» Activity:
Please give nothing except the number of lines in the records below that include the word "kind".

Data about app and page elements
.....

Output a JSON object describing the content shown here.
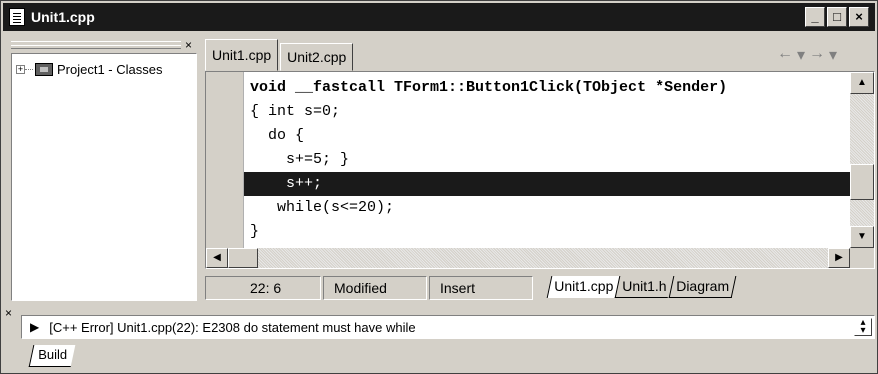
{
  "window": {
    "title": "Unit1.cpp",
    "minimize": "_",
    "maximize": "□",
    "close": "×"
  },
  "class_explorer": {
    "close": "×",
    "item_label": "Project1 - Classes",
    "expander": "+"
  },
  "editor_tabs": [
    {
      "label": "Unit1.cpp"
    },
    {
      "label": "Unit2.cpp"
    }
  ],
  "nav": {
    "back": "←",
    "forward": "→"
  },
  "code_lines": [
    {
      "text": "void __fastcall TForm1::Button1Click(TObject *Sender)"
    },
    {
      "text": "{ int s=0;"
    },
    {
      "text": "  do {"
    },
    {
      "text": "    s+=5; }"
    },
    {
      "text": "    s++;"
    },
    {
      "text": "   while(s<=20);"
    },
    {
      "text": "}"
    }
  ],
  "status": {
    "position": "22:  6",
    "modified": "Modified",
    "mode": "Insert"
  },
  "file_tabs": [
    {
      "label": "Unit1.cpp"
    },
    {
      "label": "Unit1.h"
    },
    {
      "label": "Diagram"
    }
  ],
  "messages": {
    "close": "×",
    "error_text": "[C++ Error] Unit1.cpp(22): E2308 do statement must have while"
  },
  "bottom_tabs": [
    {
      "label": "Build"
    }
  ]
}
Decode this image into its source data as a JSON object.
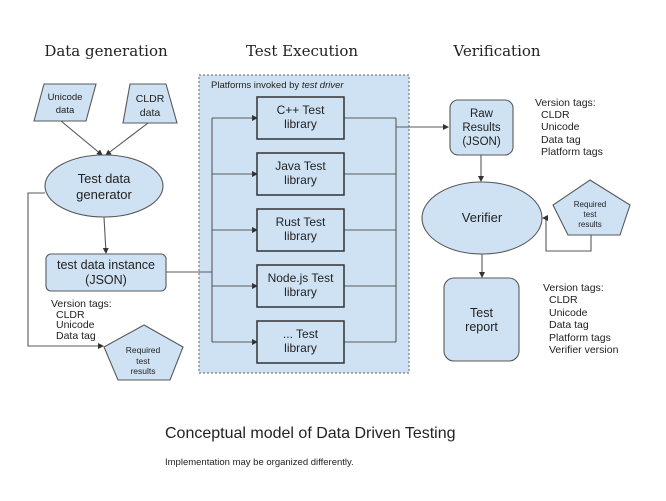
{
  "headings": {
    "data_generation": "Data generation",
    "test_execution": "Test Execution",
    "verification": "Verification"
  },
  "data_generation": {
    "unicode_data": [
      "Unicode",
      "data"
    ],
    "cldr_data": [
      "CLDR",
      "data"
    ],
    "generator": [
      "Test data",
      "generator"
    ],
    "instance": [
      "test data instance",
      "(JSON)"
    ],
    "version_tags": [
      "Version tags:",
      "CLDR",
      "Unicode",
      "Data tag"
    ],
    "required_results": [
      "Required",
      "test",
      "results"
    ]
  },
  "test_execution": {
    "container_label_prefix": "Platforms invoked by ",
    "container_label_italic": "test driver",
    "libraries": [
      [
        "C++ Test",
        "library"
      ],
      [
        "Java Test",
        "library"
      ],
      [
        "Rust Test",
        "library"
      ],
      [
        "Node.js Test",
        "library"
      ],
      [
        "... Test",
        "library"
      ]
    ]
  },
  "verification": {
    "raw_results": [
      "Raw",
      "Results",
      "(JSON)"
    ],
    "raw_version_tags": [
      "Version tags:",
      "CLDR",
      "Unicode",
      "Data tag",
      "Platform tags"
    ],
    "verifier": "Verifier",
    "required_results": [
      "Required",
      "test",
      "results"
    ],
    "test_report": [
      "Test",
      "report"
    ],
    "report_version_tags": [
      "Version tags:",
      "CLDR",
      "Unicode",
      "Data tag",
      "Platform tags",
      "Verifier version"
    ]
  },
  "caption": {
    "title": "Conceptual model of Data Driven Testing",
    "note": "Implementation may be organized differently."
  },
  "colors": {
    "node_fill": "#cfe2f3",
    "stroke": "#595959"
  }
}
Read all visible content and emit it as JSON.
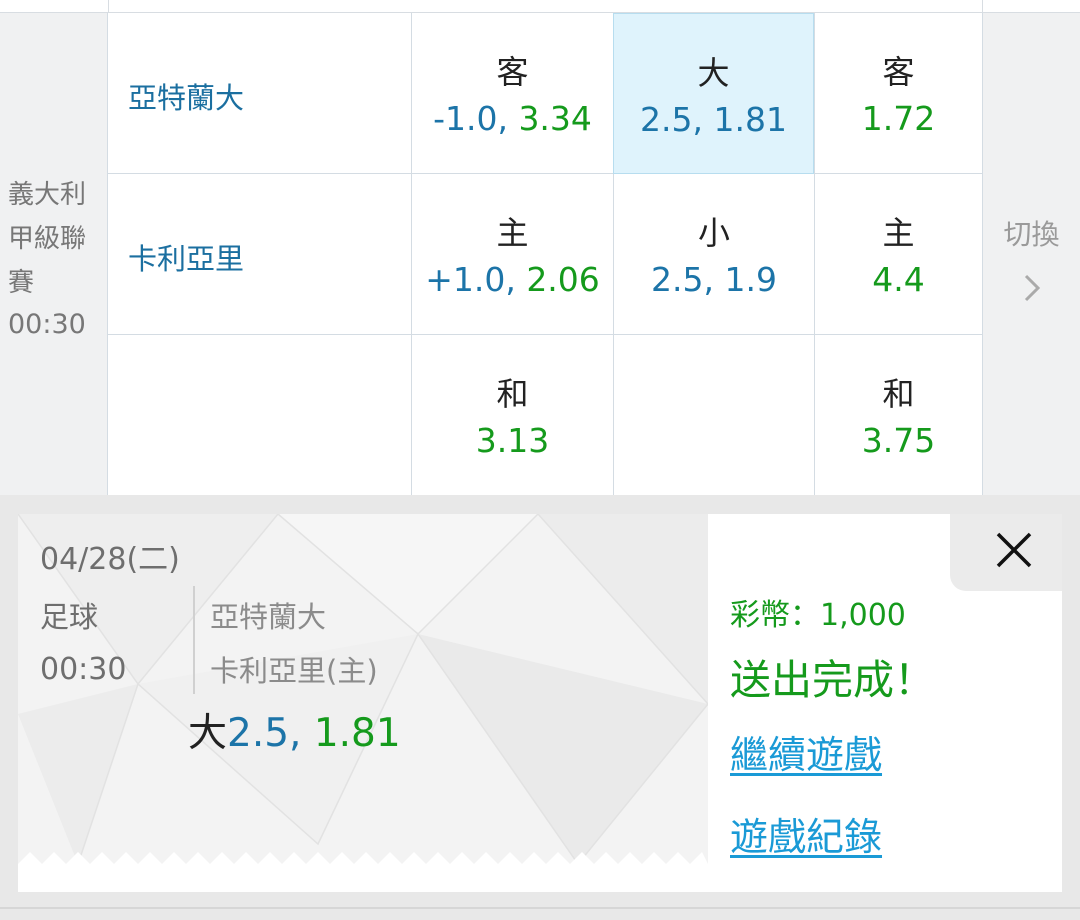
{
  "league": {
    "name": "義大利甲級聯賽",
    "time": "00:30"
  },
  "teams": {
    "away": "亞特蘭大",
    "home": "卡利亞里"
  },
  "odds": {
    "r1c1": {
      "label": "客",
      "handicap": "-1.0, ",
      "price": "3.34"
    },
    "r1c2": {
      "label": "大",
      "line": "2.5, 1.81",
      "selected": true
    },
    "r1c3": {
      "label": "客",
      "price": "1.72"
    },
    "r2c1": {
      "label": "主",
      "handicap": "+1.0, ",
      "price": "2.06"
    },
    "r2c2": {
      "label": "小",
      "line": "2.5, 1.9"
    },
    "r2c3": {
      "label": "主",
      "price": "4.4"
    },
    "r3c1": {
      "label": "和",
      "price": "3.13"
    },
    "r3c3": {
      "label": "和",
      "price": "3.75"
    }
  },
  "switch": {
    "label": "切換",
    "icon": "chevron-right-icon"
  },
  "receipt": {
    "date": "04/28(二)",
    "sport": "足球",
    "time": "00:30",
    "away_team": "亞特蘭大",
    "home_team": "卡利亞里(主)",
    "bet_type": "大",
    "bet_line": "2.5, ",
    "bet_price": "1.81"
  },
  "result": {
    "coins": "彩幣：1,000",
    "status": "送出完成！",
    "continue_link": "繼續遊戲",
    "history_link": "遊戲紀錄",
    "close_icon": "close-icon"
  },
  "colors": {
    "team_blue": "#1b6fa0",
    "odds_blue": "#1c74a8",
    "odds_green": "#159a1c",
    "selected_bg": "#dff3fc",
    "link_blue": "#1a9ad6"
  }
}
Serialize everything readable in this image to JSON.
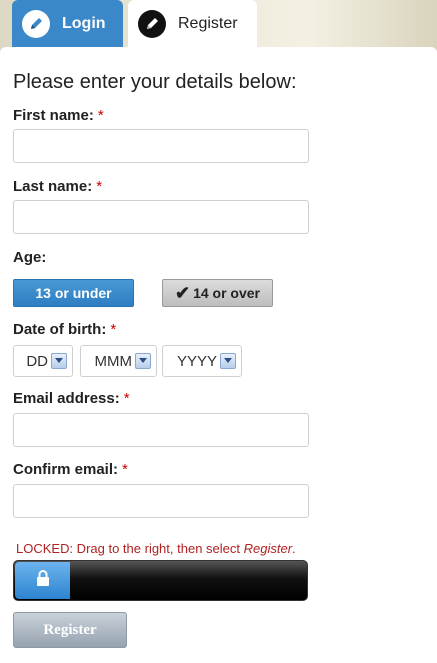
{
  "tabs": {
    "login": "Login",
    "register": "Register"
  },
  "form": {
    "heading": "Please enter your details below:",
    "required_marker": "*",
    "first_name_label": "First name:",
    "last_name_label": "Last name:",
    "age_label": "Age:",
    "age_under": "13 or under",
    "age_over": "14 or over",
    "age_selected": "14 or over",
    "dob_label": "Date of birth:",
    "dob_day": "DD",
    "dob_month": "MMM",
    "dob_year": "YYYY",
    "email_label": "Email address:",
    "confirm_email_label": "Confirm email:",
    "first_name_value": "",
    "last_name_value": "",
    "email_value": "",
    "confirm_email_value": ""
  },
  "slider": {
    "message_prefix": "LOCKED: Drag to the right, then select ",
    "message_action": "Register",
    "message_suffix": ".",
    "icon": "lock-icon"
  },
  "submit_label": "Register",
  "colors": {
    "tab_active": "#3a87c9",
    "required": "#cc0000",
    "locked_text": "#b22222",
    "age_under_button": "#2d7ec2"
  }
}
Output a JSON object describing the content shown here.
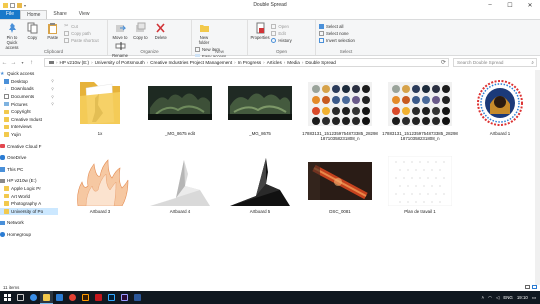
{
  "window": {
    "title": "Double Spread",
    "controls": [
      "minimize",
      "maximize",
      "close"
    ]
  },
  "ribbon_tabs": [
    "File",
    "Home",
    "Share",
    "View"
  ],
  "ribbon": {
    "clipboard": {
      "label": "Clipboard",
      "pin": "Pin to Quick access",
      "copy": "Copy",
      "paste": "Paste",
      "cut": "Cut",
      "copy_path": "Copy path",
      "paste_shortcut": "Paste shortcut"
    },
    "organize": {
      "label": "Organize",
      "move_to": "Move to",
      "copy_to": "Copy to",
      "delete": "Delete",
      "rename": "Rename"
    },
    "new": {
      "label": "New",
      "new_folder": "New folder",
      "new_item": "New item",
      "easy_access": "Easy access"
    },
    "open": {
      "label": "Open",
      "properties": "Properties",
      "open": "Open",
      "edit": "Edit",
      "history": "History"
    },
    "select": {
      "label": "Select",
      "select_all": "Select all",
      "select_none": "Select none",
      "invert_selection": "Invert selection"
    }
  },
  "address": {
    "crumbs": [
      "HP v210w (E:)",
      "University of Portsmouth",
      "Creative Industries Project Management",
      "In Progress",
      "Articles",
      "Media",
      "Double Spread"
    ],
    "search_placeholder": "Search Double Spread"
  },
  "nav": {
    "quick_access_label": "Quick access",
    "quick_access": [
      "Desktop",
      "Downloads",
      "Documents",
      "Pictures",
      "Copyright",
      "Creative Indust",
      "Interviews",
      "Yujin"
    ],
    "others": [
      "Creative Cloud F",
      "OneDrive",
      "This PC",
      "HP v210w (E:)"
    ],
    "drive_children": [
      "Apple Logic Pr",
      "Art World",
      "Photography A",
      "University of Po"
    ],
    "network": [
      "Network",
      "Homegroup"
    ]
  },
  "files": [
    {
      "name": "1x",
      "kind": "folder"
    },
    {
      "name": "_MG_8675 edit",
      "kind": "photo-dark"
    },
    {
      "name": "_MG_8675",
      "kind": "photo-dark"
    },
    {
      "name": "17883131_1512359754873385_2829818710358231808_n",
      "kind": "palette"
    },
    {
      "name": "17883131_1512359754873385_2829818710358231808_n",
      "kind": "palette"
    },
    {
      "name": "Artboard 1",
      "kind": "badge"
    },
    {
      "name": "Artboard 3",
      "kind": "flame"
    },
    {
      "name": "Artboard 4",
      "kind": "shard-light"
    },
    {
      "name": "Artboard 5",
      "kind": "shard-dark"
    },
    {
      "name": "DSC_0081",
      "kind": "photo-rust"
    },
    {
      "name": "Plan de travail 1",
      "kind": "dots"
    }
  ],
  "status": {
    "item_count": "11 items"
  },
  "taskbar": {
    "language": "ENG",
    "time": "19:10"
  },
  "colors": {
    "file_tab": "#1979ca",
    "selection": "#cce8ff",
    "taskbar": "#101820",
    "folder": "#f2c94c"
  }
}
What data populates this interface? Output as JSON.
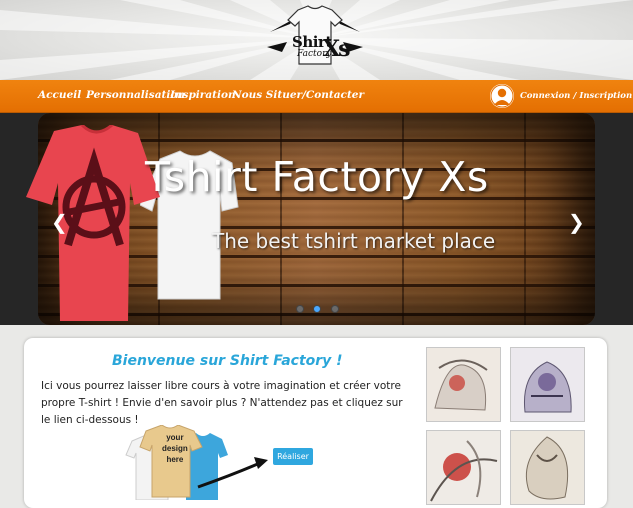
{
  "header": {
    "logo": {
      "line1": "Shirt",
      "line2": "Factory",
      "line3": "Xs"
    }
  },
  "nav": {
    "items": [
      "Accueil",
      "Personnalisation",
      "Inspiration",
      "Nous Situer/Contacter"
    ],
    "login_label": "Connexion / Inscription"
  },
  "carousel": {
    "title": "Tshirt Factory Xs",
    "subtitle": "The best tshirt market place",
    "prev_icon": "chevron-left-icon",
    "next_icon": "chevron-right-icon",
    "slides_count": 3,
    "active_slide": 2
  },
  "welcome": {
    "title": "Bienvenue sur Shirt Factory !",
    "text": "Ici vous pourrez laisser libre cours à votre imagination et créer votre propre T-shirt ! Envie d'en savoir plus ? N'attendez pas et cliquez sur le lien ci-dessous !",
    "design_line1": "your",
    "design_line2": "design",
    "design_line3": "here",
    "button_label": "Réaliser"
  },
  "colors": {
    "nav_orange": "#ef7d0a",
    "accent_blue": "#2aa6d9",
    "shirt_red": "#e8454f"
  }
}
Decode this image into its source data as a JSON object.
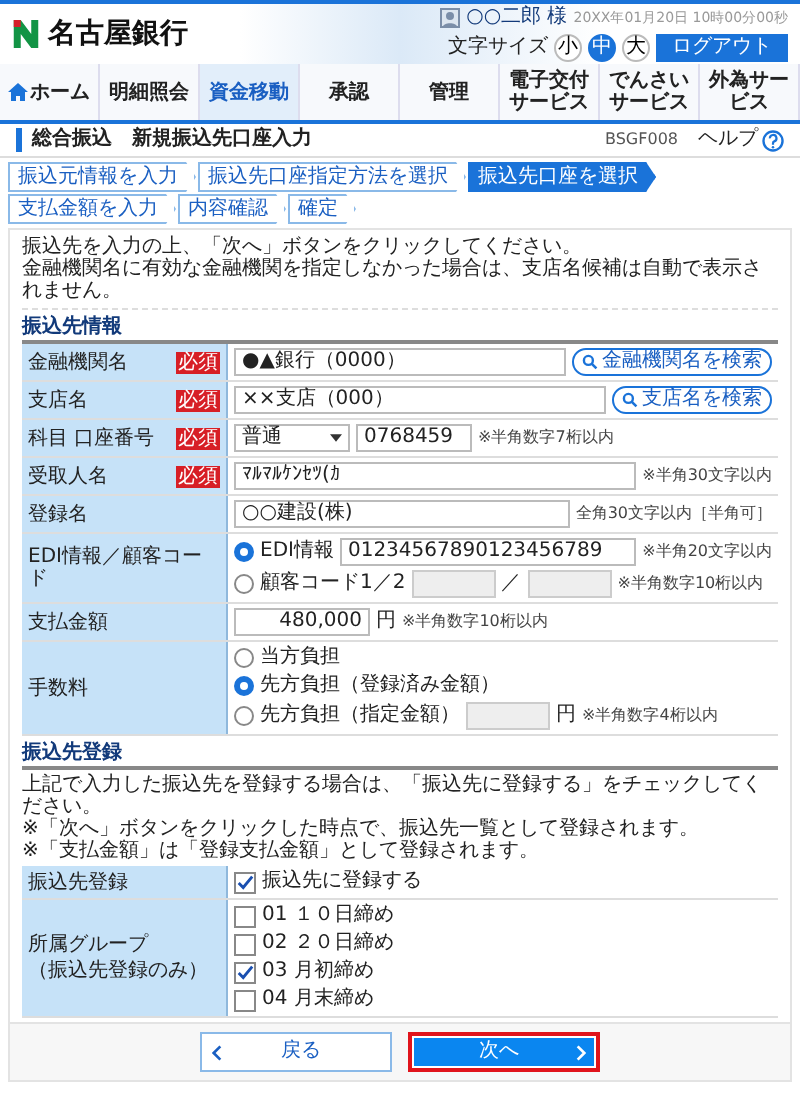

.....

» Expected output:
11